Your patients trust you to deliver a precise diagnosis and to ward off any surprise billing. By evaluating insurance coverage, looking at common overbilling issues, and defining necessary tests, you can be sure your lab is practicing proper and ethical billing.
Aligning your dermatology practice with a lab contracted with a wide variety of insurance providers is paramount to serving your patients. With more than 900 health insurance companies offering coverage in the United States, it’s crucial to affiliate with a lab that meets the most common demands of the population in your area.
While clinics can access diverse insurance relationships by working with multiple labs, breaking up samples can be inefficient and lead to confusion. Labs will accept all incoming samples regardless of whether their insurance network covers them. This results in some patients receiving surprise bills from out-of-network labs that could use up their entire deductible. Even though patients can contact their insurance companies or the laboratories directly to negotiate lower invoices, these frustrations impact patient satisfaction and reflect poorly on your clinic.

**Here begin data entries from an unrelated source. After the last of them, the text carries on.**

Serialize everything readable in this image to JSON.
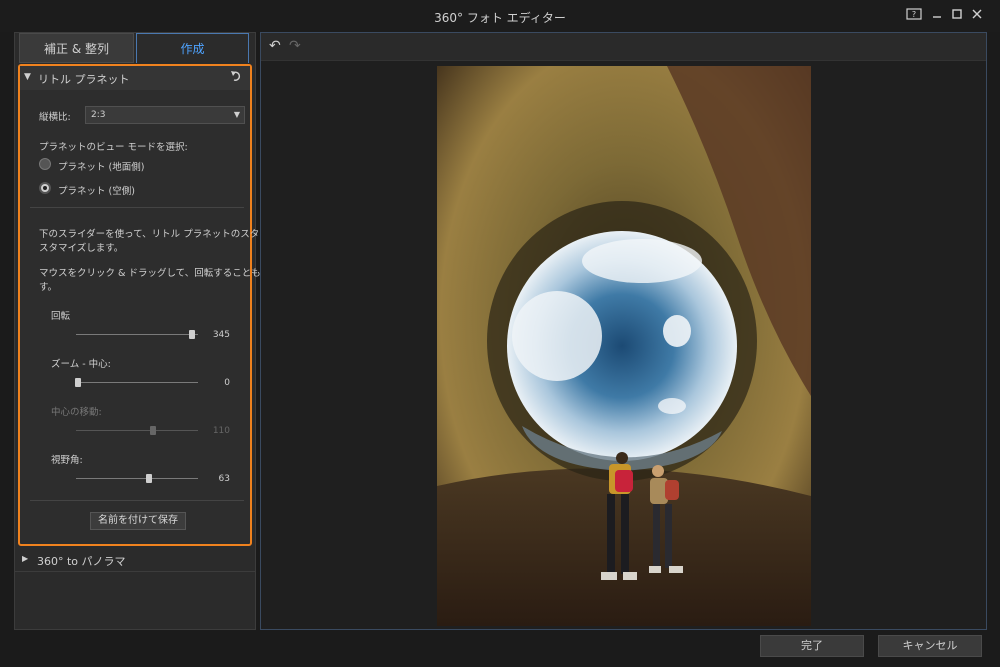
{
  "window": {
    "title": "360° フォト エディター"
  },
  "tabs": [
    {
      "label": "補正 & 整列",
      "active": false
    },
    {
      "label": "作成",
      "active": true
    }
  ],
  "little_planet": {
    "title": "リトル プラネット",
    "aspect_label": "縦横比:",
    "aspect_value": "2:3",
    "view_mode_label": "プラネットのビュー モードを選択:",
    "modes": [
      {
        "label": "プラネット (地面側)",
        "selected": false
      },
      {
        "label": "プラネット (空側)",
        "selected": true
      }
    ],
    "help1_line1": "下のスライダーを使って、リトル プラネットのスタイルをカ",
    "help1_line2": "スタマイズします。",
    "help2_line1": "マウスをクリック & ドラッグして、回転することもできま",
    "help2_line2": "す。",
    "sliders": [
      {
        "label": "回転",
        "value": "345",
        "fraction": 0.95,
        "enabled": true
      },
      {
        "label": "ズーム - 中心:",
        "value": "0",
        "fraction": 0.02,
        "enabled": true
      },
      {
        "label": "中心の移動:",
        "value": "110",
        "fraction": 0.63,
        "enabled": false
      },
      {
        "label": "視野角:",
        "value": "63",
        "fraction": 0.6,
        "enabled": true
      }
    ],
    "save_label": "名前を付けて保存"
  },
  "panorama": {
    "label": "360° to パノラマ"
  },
  "footer": {
    "ok_label": "完了",
    "cancel_label": "キャンセル"
  },
  "colors": {
    "accent": "#f0821e",
    "active_tab": "#4ea3ff"
  }
}
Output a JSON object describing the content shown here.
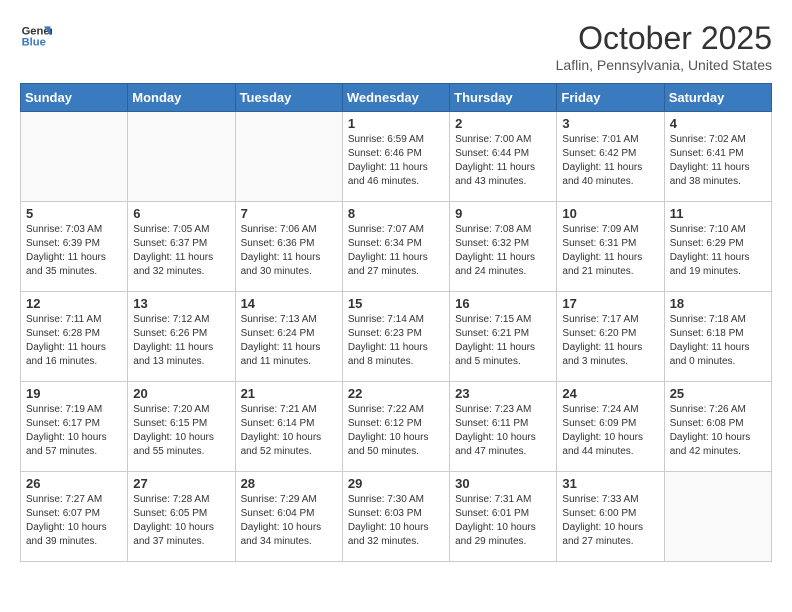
{
  "header": {
    "logo_line1": "General",
    "logo_line2": "Blue",
    "month_title": "October 2025",
    "subtitle": "Laflin, Pennsylvania, United States"
  },
  "weekdays": [
    "Sunday",
    "Monday",
    "Tuesday",
    "Wednesday",
    "Thursday",
    "Friday",
    "Saturday"
  ],
  "weeks": [
    [
      {
        "day": "",
        "info": ""
      },
      {
        "day": "",
        "info": ""
      },
      {
        "day": "",
        "info": ""
      },
      {
        "day": "1",
        "info": "Sunrise: 6:59 AM\nSunset: 6:46 PM\nDaylight: 11 hours\nand 46 minutes."
      },
      {
        "day": "2",
        "info": "Sunrise: 7:00 AM\nSunset: 6:44 PM\nDaylight: 11 hours\nand 43 minutes."
      },
      {
        "day": "3",
        "info": "Sunrise: 7:01 AM\nSunset: 6:42 PM\nDaylight: 11 hours\nand 40 minutes."
      },
      {
        "day": "4",
        "info": "Sunrise: 7:02 AM\nSunset: 6:41 PM\nDaylight: 11 hours\nand 38 minutes."
      }
    ],
    [
      {
        "day": "5",
        "info": "Sunrise: 7:03 AM\nSunset: 6:39 PM\nDaylight: 11 hours\nand 35 minutes."
      },
      {
        "day": "6",
        "info": "Sunrise: 7:05 AM\nSunset: 6:37 PM\nDaylight: 11 hours\nand 32 minutes."
      },
      {
        "day": "7",
        "info": "Sunrise: 7:06 AM\nSunset: 6:36 PM\nDaylight: 11 hours\nand 30 minutes."
      },
      {
        "day": "8",
        "info": "Sunrise: 7:07 AM\nSunset: 6:34 PM\nDaylight: 11 hours\nand 27 minutes."
      },
      {
        "day": "9",
        "info": "Sunrise: 7:08 AM\nSunset: 6:32 PM\nDaylight: 11 hours\nand 24 minutes."
      },
      {
        "day": "10",
        "info": "Sunrise: 7:09 AM\nSunset: 6:31 PM\nDaylight: 11 hours\nand 21 minutes."
      },
      {
        "day": "11",
        "info": "Sunrise: 7:10 AM\nSunset: 6:29 PM\nDaylight: 11 hours\nand 19 minutes."
      }
    ],
    [
      {
        "day": "12",
        "info": "Sunrise: 7:11 AM\nSunset: 6:28 PM\nDaylight: 11 hours\nand 16 minutes."
      },
      {
        "day": "13",
        "info": "Sunrise: 7:12 AM\nSunset: 6:26 PM\nDaylight: 11 hours\nand 13 minutes."
      },
      {
        "day": "14",
        "info": "Sunrise: 7:13 AM\nSunset: 6:24 PM\nDaylight: 11 hours\nand 11 minutes."
      },
      {
        "day": "15",
        "info": "Sunrise: 7:14 AM\nSunset: 6:23 PM\nDaylight: 11 hours\nand 8 minutes."
      },
      {
        "day": "16",
        "info": "Sunrise: 7:15 AM\nSunset: 6:21 PM\nDaylight: 11 hours\nand 5 minutes."
      },
      {
        "day": "17",
        "info": "Sunrise: 7:17 AM\nSunset: 6:20 PM\nDaylight: 11 hours\nand 3 minutes."
      },
      {
        "day": "18",
        "info": "Sunrise: 7:18 AM\nSunset: 6:18 PM\nDaylight: 11 hours\nand 0 minutes."
      }
    ],
    [
      {
        "day": "19",
        "info": "Sunrise: 7:19 AM\nSunset: 6:17 PM\nDaylight: 10 hours\nand 57 minutes."
      },
      {
        "day": "20",
        "info": "Sunrise: 7:20 AM\nSunset: 6:15 PM\nDaylight: 10 hours\nand 55 minutes."
      },
      {
        "day": "21",
        "info": "Sunrise: 7:21 AM\nSunset: 6:14 PM\nDaylight: 10 hours\nand 52 minutes."
      },
      {
        "day": "22",
        "info": "Sunrise: 7:22 AM\nSunset: 6:12 PM\nDaylight: 10 hours\nand 50 minutes."
      },
      {
        "day": "23",
        "info": "Sunrise: 7:23 AM\nSunset: 6:11 PM\nDaylight: 10 hours\nand 47 minutes."
      },
      {
        "day": "24",
        "info": "Sunrise: 7:24 AM\nSunset: 6:09 PM\nDaylight: 10 hours\nand 44 minutes."
      },
      {
        "day": "25",
        "info": "Sunrise: 7:26 AM\nSunset: 6:08 PM\nDaylight: 10 hours\nand 42 minutes."
      }
    ],
    [
      {
        "day": "26",
        "info": "Sunrise: 7:27 AM\nSunset: 6:07 PM\nDaylight: 10 hours\nand 39 minutes."
      },
      {
        "day": "27",
        "info": "Sunrise: 7:28 AM\nSunset: 6:05 PM\nDaylight: 10 hours\nand 37 minutes."
      },
      {
        "day": "28",
        "info": "Sunrise: 7:29 AM\nSunset: 6:04 PM\nDaylight: 10 hours\nand 34 minutes."
      },
      {
        "day": "29",
        "info": "Sunrise: 7:30 AM\nSunset: 6:03 PM\nDaylight: 10 hours\nand 32 minutes."
      },
      {
        "day": "30",
        "info": "Sunrise: 7:31 AM\nSunset: 6:01 PM\nDaylight: 10 hours\nand 29 minutes."
      },
      {
        "day": "31",
        "info": "Sunrise: 7:33 AM\nSunset: 6:00 PM\nDaylight: 10 hours\nand 27 minutes."
      },
      {
        "day": "",
        "info": ""
      }
    ]
  ]
}
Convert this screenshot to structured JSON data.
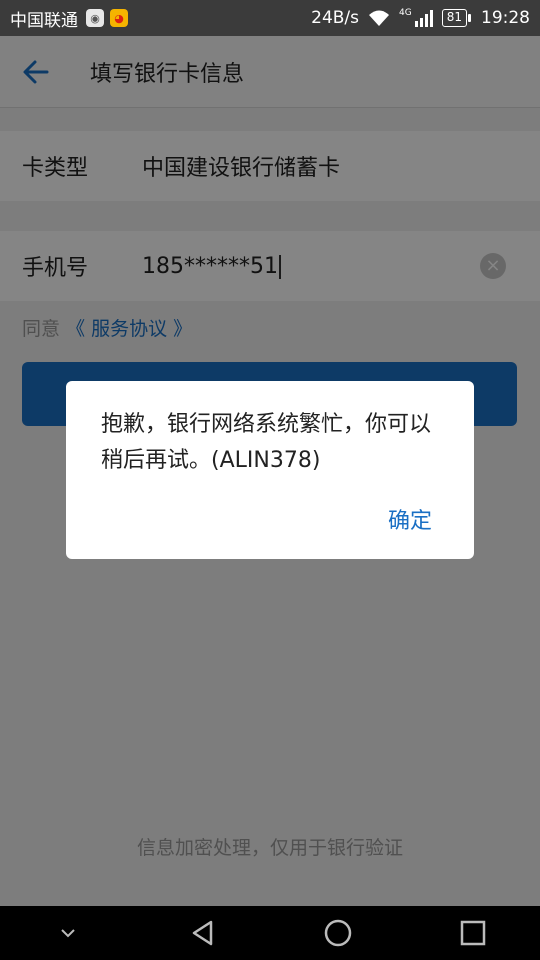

Safeguard your reputation by partnering with a dermatopathology lab that avoids overbilling or performing unnecessary tests. The costs of excessive medical testing and treatment in the United States is estimated to reach $200 billion annually. Different dermatopathologists and dermatopathology laboratories have different policies on ordering special stains and immunostains. Sometimes increased staining is unnecessary and results in increased bills to your patients. Laboratories that focus exclusively on dermatopathology typically optimize H&E staining for skin diseases, which decrease the utilization and need for immunostains and special stains. Hospital-based dermatopathology or laboratories that do not focus exclusively on dermatopathology sometimes do not optimize for this use case, which can result in increased staining and higher bills to your patients.
In 2014, many Medicare providers responded to growing overbilling concerns by issuing the local coverage determinations (LCD). The rule was designed to boost transparency and raise accountability, indicating that providers can no longer order reflex testing. Labs that violate these standards can be subject to Medicare audits and expensive fines.
It is up to the laboratory to determine which tests qualify as LCD-approved medical necessities. Dermatopathologists are expected to hold off on billing for costly stains unless documented and necessary. Because most diagnoses can be rendered without a special/immunostain, labs should no longer automatically order stains on cases, also known as reflex testing.
“Most skin lesions are diagnosed with routine H&E slides,” Medicare reports. “That is the case for most melanomas and other pigmented lesions as well. A minority of skin lesions require immunostains (e.g., atypical fibroxanthomas, Merkel cell lesions, lymphomas). Most common skin lesions (e.g., seborrheic keratosis) do not require IHC stains.”
The LCD provides clear guidelines when it comes to pathologists ordering additional tests:
- Tests must be medically necessary to reach a complete and accurate diagnosis.
- Results must be shared with—and used by—the treating physician/practitioner.
- Justification for tests must be documented in the pathologist’s report.
Partnering with a full-service dermpath lab like PathologyWatch that has a broad network of insurance coverage and doesn’t send surprise bills is a smart way to maintain your patients’ confidence and loyalty. Knowing what to look for when it comes to insurance coverage, understanding overbilling practices, and being aware of the LCD testing criteria can help you ensure your dermatopathology lab is billing appropriately.